This is, in no small measure, due to the short-term financial pressures that come when corporate executives are conditioned—often through their own compensation packages—to focus on quarterly earnings and daily share price. Jamie Lawrence, Editor, HRZone: Do you feel there's a further point than the gig economy as the employment model shifts more, such as how AI will mould the future of work?
Rick Wartzman: Though some very smart people have come to believe that robots will eat most of our jobs, I'm not in that camp.
I do think that, over time, plenty of new jobs—in new industries that we can't even envision at the moment—are likely to materialize alongside AI and machine learning.
The most sophisticated analyses I've seen suggest that in many cases, entire jobs aren't going to be replaced by technology; rather, parts of jobs—that is, discrete tasks within an occupation—will be automated out of existence.
But other parts of the job will still require human beings to do things that human beings (and not machines) are best suited for. Think creativity, empathy and manual dexterity.
All of that said, I also worry greatly that those who already are having the toughest time in our "knowledge economy"—namely, those with few skills and little education—are the most at risk for being displaced by machines. These are people who mainly perform simple and repetative tasks.
In the U.S., President Obama's economic advisers issued a report last year estimating that more than 80% of those making less than $20 an hour "could face substantial downward pressure on their wages to remain viable in the face of competition from technological substitutes."

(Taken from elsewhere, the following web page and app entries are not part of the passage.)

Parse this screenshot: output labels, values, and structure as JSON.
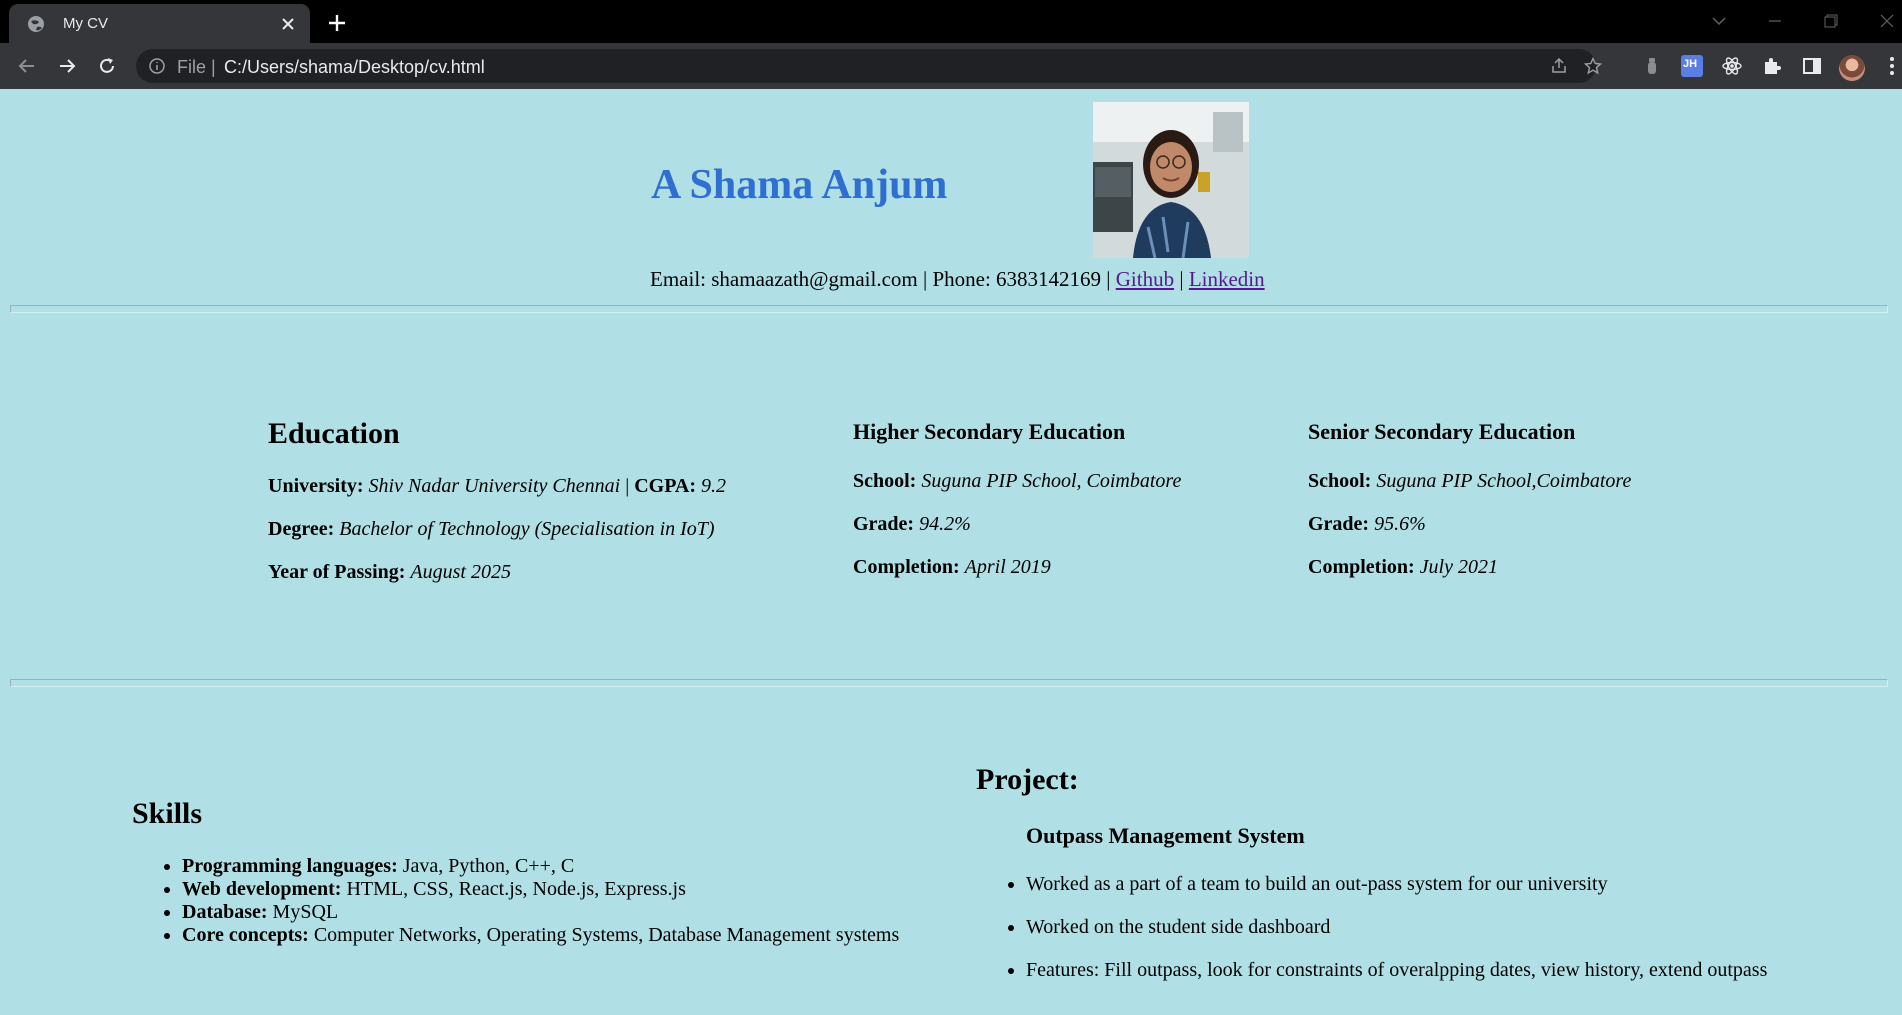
{
  "browser": {
    "tab_title": "My CV",
    "url_scheme": "File",
    "url_separator": "|",
    "url": "C:/Users/shama/Desktop/cv.html",
    "extension_jh_label": "JH"
  },
  "header": {
    "name": "A Shama Anjum",
    "email_text": "Email: shamaazath@gmail.com | Phone: 6383142169 |",
    "sep": "|",
    "github_label": "Github",
    "linkedin_label": "Linkedin"
  },
  "education": {
    "title": "Education",
    "university_label": "University:",
    "university_value": "Shiv Nadar University Chennai",
    "pipe": "|",
    "cgpa_label": "CGPA:",
    "cgpa_value": "9.2",
    "degree_label": "Degree:",
    "degree_value": "Bachelor of Technology (Specialisation in IoT)",
    "year_label": "Year of Passing:",
    "year_value": "August 2025"
  },
  "higher_secondary": {
    "title": "Higher Secondary Education",
    "school_label": "School:",
    "school_value": "Suguna PIP School, Coimbatore",
    "grade_label": "Grade:",
    "grade_value": "94.2%",
    "completion_label": "Completion:",
    "completion_value": "April 2019"
  },
  "senior_secondary": {
    "title": "Senior Secondary Education",
    "school_label": "School:",
    "school_value": "Suguna PIP School,Coimbatore",
    "grade_label": "Grade:",
    "grade_value": "95.6%",
    "completion_label": "Completion:",
    "completion_value": "July 2021"
  },
  "skills": {
    "title": "Skills",
    "items": [
      {
        "label": "Programming languages:",
        "value": "Java, Python, C++, C"
      },
      {
        "label": "Web development:",
        "value": "HTML, CSS, React.js, Node.js, Express.js"
      },
      {
        "label": "Database:",
        "value": "MySQL"
      },
      {
        "label": "Core concepts:",
        "value": "Computer Networks, Operating Systems, Database Management systems"
      }
    ]
  },
  "project": {
    "title": "Project:",
    "name": "Outpass Management System",
    "items": [
      "Worked as a part of a team to build an out-pass system for our university",
      "Worked on the student side dashboard",
      "Features: Fill outpass, look for constraints of overalpping dates, view history, extend outpass"
    ]
  },
  "colors": {
    "page_background": "#b0dfe5",
    "name_color": "#2f6fd1",
    "link_color": "#551a8b"
  }
}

In other words, a huge swath of the American labor market (at least half of it) is highly vulnerable to being disrupted. And that portends great social and political unrest.
Jamie Lawrence, Editor, HRZone: What do you think HR people should be doing to mould the workplace to be positive for both permanent and gigging workers? What should a brave HR Director do to help make progress for both employer and employer? Most companies claim that people are their greatest asset. Few, however, act like it. Rick Wartzman: A brave HR director would encourage those in the C-suite to invest in their workers—including those on the front lines—with good pay and benefits; flexibile work arrangements (so workers can tend to family responsibilities, such as child care and elder care) where possible; and deep and continual worker training.
This last element is particularly important in a knowledge age. Unfortunately, the opposite is happening.
The University of Pennsylvania's Peter Cappelli has found that where workers received 2.5 weeks of training per year in the late 1970s, that's now down to just 11 hours (and I suspect that much of that is devoted to topics such as sexual harassment training and other forms of HR compliance—not building new skills). Lifelong learning needs to be made a corporate norm.
Jamie Lawrence is editor of global online HR publication and community HRZone.com. He is committed to driving forward the HR agenda and making sure that HR directors have the knowledge and insight necessary to make HR felt across the whole organisation. He regularly speaks to audiences of 250+ and has interviewed key HR industry names,...